A Texas woman said Monday that she was suing a US government agency to force the return of a film shot by her grandfather that captured the Dallas assassination from a key vantage point.
Gayle Nix Jackson filed the lawsuit in federal court on Saturday, a day before the 52nd anniversary of the November 22, 1963 JFK assassination. Jackson is seeking the original film or $10 million (9.4 million euros) in compensation.
Her now deceased grandfather, Orville Nix, had sold his film to the UPI news agency for $5,000 in 1963 with an understanding it would be returned after 25 years. But it was turned over to the Warren Commission and other official probes of the Kennedy assassination, the lawsuit said.
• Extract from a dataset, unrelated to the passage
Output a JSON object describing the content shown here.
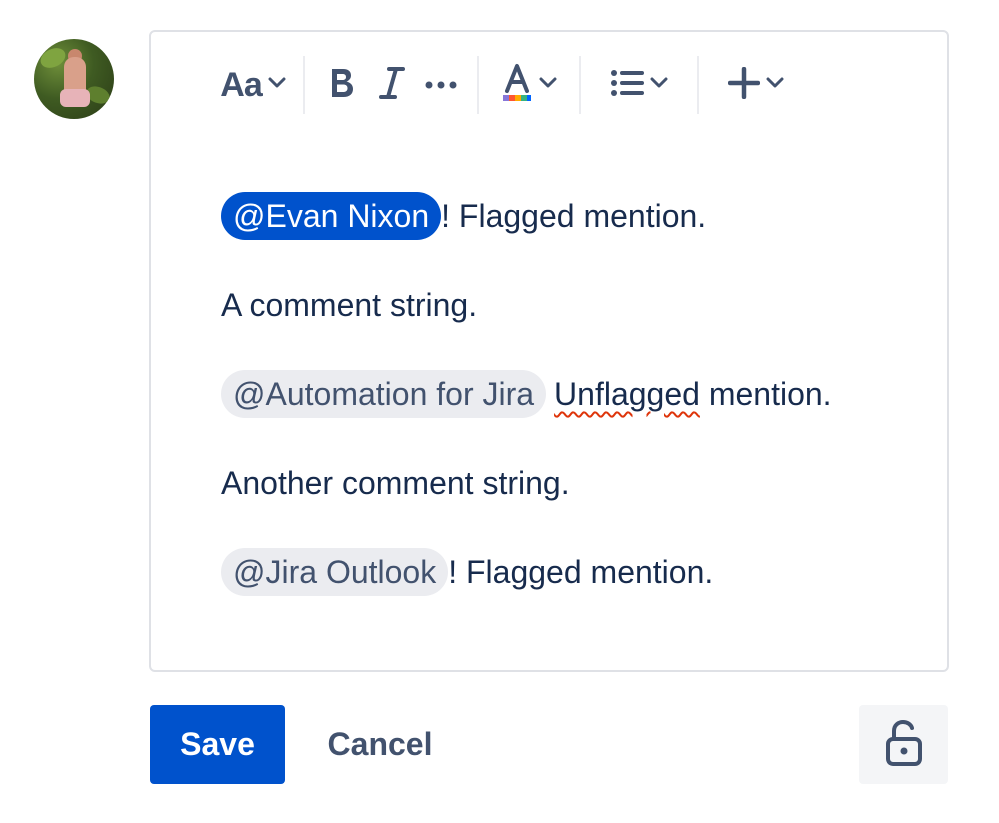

Jackson said the film was shot from Dealey Plaza opposite from the infamous grassy knoll where some witnesses testified they heard at least one shot fired.
She has publicly stated that it could determine whether there was a second gunman involved in the assassination, as some people continue to believe.
Coveted by amateur JFK theorists
The film was last known to be in possession of the government for the House Select Committee on Assassinations in 1978. But the whereabouts of the original film has been unknown ever since, the lawsuit alleges.
"I can understand little clerical issues," Jackson said. "I don't understand the loss of evidence like this."
Nix had filmed the presidential motorcade as it entered the plaza, but he didn't know he had captured the shooting until the photo lab that processed his film told him later.
The film sequence includes first lady Jackie Kennedy climbing onto the trunk of the limousine, and Secret Service agent Clint Hill jumping onto the vehicle, according to the lawsuit.
jar/jm (AP, Reuters)